I’ve had a few conversation about abortion this year where people have claimed that it’s twisting the definition of a child to use the word before birth. “It’s not a child, it’s a fetus! You’re twisting words, man. Child means like, walking around ‘n’ stuff, at least born! Don’t try to manipulate me like that! Use the right term.”
The Oxford English Dictionary defines “child” as follows:
- child, n.
- I. With reference to state or age.
- 1. (a) An unborn or newly born human being; a fetus, an infant. […]
- 2. (a) A young person of either sex, usu. one below the age of puberty; a boy or girl. […]
- II. As correlative to parent.
- 9. (a) A son or daughter (at any age); the offspring of human parents. […]
- Phrases P1. with child
- a. Pregnant. Hence to get (also beget) with child, to go with child.
Obviously, a fetus is a child in multiple senses of the word, and the most common senses of the word, most common phrases. It’s not true to say, “it’s not a child until it’s born!” — a fetus is a child both in the sense of his or her age, and in the sense of being offspring.
Some pro tips for nipping this nonsense in the bud:
- When a woman is pregnant, we say that she is with… ? Do we say that she is “with fetus?” Or “with clump of cells?” Or… “with child?”
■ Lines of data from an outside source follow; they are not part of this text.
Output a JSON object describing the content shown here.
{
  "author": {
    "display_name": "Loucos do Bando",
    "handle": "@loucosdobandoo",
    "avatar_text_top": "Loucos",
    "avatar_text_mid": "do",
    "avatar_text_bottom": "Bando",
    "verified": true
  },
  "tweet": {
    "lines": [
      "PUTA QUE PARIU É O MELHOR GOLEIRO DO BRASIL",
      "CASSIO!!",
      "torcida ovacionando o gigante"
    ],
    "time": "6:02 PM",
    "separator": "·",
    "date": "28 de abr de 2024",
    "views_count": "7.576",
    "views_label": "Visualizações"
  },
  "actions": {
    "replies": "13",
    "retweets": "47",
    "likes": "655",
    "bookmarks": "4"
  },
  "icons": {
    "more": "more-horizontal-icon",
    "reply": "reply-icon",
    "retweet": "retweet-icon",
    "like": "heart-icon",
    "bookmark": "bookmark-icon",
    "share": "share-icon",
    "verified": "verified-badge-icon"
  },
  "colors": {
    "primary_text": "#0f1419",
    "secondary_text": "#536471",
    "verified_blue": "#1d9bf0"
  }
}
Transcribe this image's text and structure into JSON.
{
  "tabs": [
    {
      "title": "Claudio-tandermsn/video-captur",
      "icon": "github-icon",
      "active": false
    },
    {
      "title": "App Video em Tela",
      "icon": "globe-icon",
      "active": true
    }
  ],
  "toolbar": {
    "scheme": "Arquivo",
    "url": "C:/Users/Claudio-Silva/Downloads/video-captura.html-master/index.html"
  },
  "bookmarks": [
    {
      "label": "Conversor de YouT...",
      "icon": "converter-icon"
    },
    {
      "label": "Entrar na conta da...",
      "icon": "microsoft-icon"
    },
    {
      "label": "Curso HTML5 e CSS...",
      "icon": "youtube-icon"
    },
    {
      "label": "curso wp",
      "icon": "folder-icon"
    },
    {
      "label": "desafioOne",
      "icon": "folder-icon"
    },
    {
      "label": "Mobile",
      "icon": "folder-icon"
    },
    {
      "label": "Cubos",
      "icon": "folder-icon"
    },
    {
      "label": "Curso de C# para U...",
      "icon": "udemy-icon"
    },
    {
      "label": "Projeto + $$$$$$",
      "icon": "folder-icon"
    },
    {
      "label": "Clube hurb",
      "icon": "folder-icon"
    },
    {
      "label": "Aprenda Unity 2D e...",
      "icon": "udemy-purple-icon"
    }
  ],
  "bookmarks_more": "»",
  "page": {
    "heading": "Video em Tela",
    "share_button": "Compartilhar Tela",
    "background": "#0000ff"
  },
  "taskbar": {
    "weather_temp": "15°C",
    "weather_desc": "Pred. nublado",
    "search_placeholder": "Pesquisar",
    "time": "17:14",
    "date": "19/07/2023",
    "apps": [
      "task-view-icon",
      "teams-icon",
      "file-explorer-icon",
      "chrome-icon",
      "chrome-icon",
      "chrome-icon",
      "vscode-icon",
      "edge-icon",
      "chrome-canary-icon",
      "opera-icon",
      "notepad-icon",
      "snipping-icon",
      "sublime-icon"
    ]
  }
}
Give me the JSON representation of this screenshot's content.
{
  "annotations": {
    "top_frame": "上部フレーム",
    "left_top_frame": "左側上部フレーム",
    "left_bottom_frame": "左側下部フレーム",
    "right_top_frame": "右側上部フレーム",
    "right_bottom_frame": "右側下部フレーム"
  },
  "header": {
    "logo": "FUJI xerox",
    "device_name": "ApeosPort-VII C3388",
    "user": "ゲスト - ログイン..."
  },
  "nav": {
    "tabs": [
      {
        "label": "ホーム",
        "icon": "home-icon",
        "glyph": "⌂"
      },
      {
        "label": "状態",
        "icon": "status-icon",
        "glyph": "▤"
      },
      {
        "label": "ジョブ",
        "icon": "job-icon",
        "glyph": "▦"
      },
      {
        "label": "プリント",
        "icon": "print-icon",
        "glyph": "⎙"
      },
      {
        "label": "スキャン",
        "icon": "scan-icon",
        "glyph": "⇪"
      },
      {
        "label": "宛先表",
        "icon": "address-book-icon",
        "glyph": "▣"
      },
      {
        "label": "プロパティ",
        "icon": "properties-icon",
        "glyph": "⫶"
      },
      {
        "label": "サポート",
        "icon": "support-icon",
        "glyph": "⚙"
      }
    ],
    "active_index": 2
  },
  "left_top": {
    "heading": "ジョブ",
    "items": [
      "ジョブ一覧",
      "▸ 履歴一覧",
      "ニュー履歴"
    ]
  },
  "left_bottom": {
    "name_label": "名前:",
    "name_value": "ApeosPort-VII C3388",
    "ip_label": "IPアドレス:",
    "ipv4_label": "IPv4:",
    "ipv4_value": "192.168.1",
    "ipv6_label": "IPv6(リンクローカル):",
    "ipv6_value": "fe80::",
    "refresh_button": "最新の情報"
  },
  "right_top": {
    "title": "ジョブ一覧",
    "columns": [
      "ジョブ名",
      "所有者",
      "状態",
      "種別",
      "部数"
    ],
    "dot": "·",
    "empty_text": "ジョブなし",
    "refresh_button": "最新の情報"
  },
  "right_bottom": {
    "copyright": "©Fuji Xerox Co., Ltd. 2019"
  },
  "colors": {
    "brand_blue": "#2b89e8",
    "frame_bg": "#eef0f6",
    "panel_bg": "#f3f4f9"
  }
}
- When two human beings reproduce, what do they have?
- How many children do your parents have? Isn’t child also another word for offspring, no matter how old you are?
Same goes for “baby,” which the OED defines as:
1. a. A very young child, esp. one not yet able to walk and dependent on the care of others; an infant. Also applied to an unborn child.
I’ll even use “kid” as slang in some contexts. OED:
5. slang a. A child, esp. a young child. (Originally low slang, but by the 19th c. frequent in familiar speech.)”
Terms like fetus or embryo, while accurate, are frequently used to dehumanize pre-born children. People don’t understand they’re just age-range terms, like infant, toddler, or teenager. They’re different than the words we use to talk about born children.
We need to re-humanize pre-born children, and one of the ways to do that is by using accurate, natural language to talk about them — to talk about pre-born children using the same words we use to talk about born children. If someone really has a personal hangup with a word like “child,” I’ll adapt my wording in a heartbeat, but only if it’s clear it’s a barrier.
Rehumanizing language — using accurate words for pre-born kids that we also use for born kids — focuses conversation onto the important question: isn’t a pre-born child also a human being?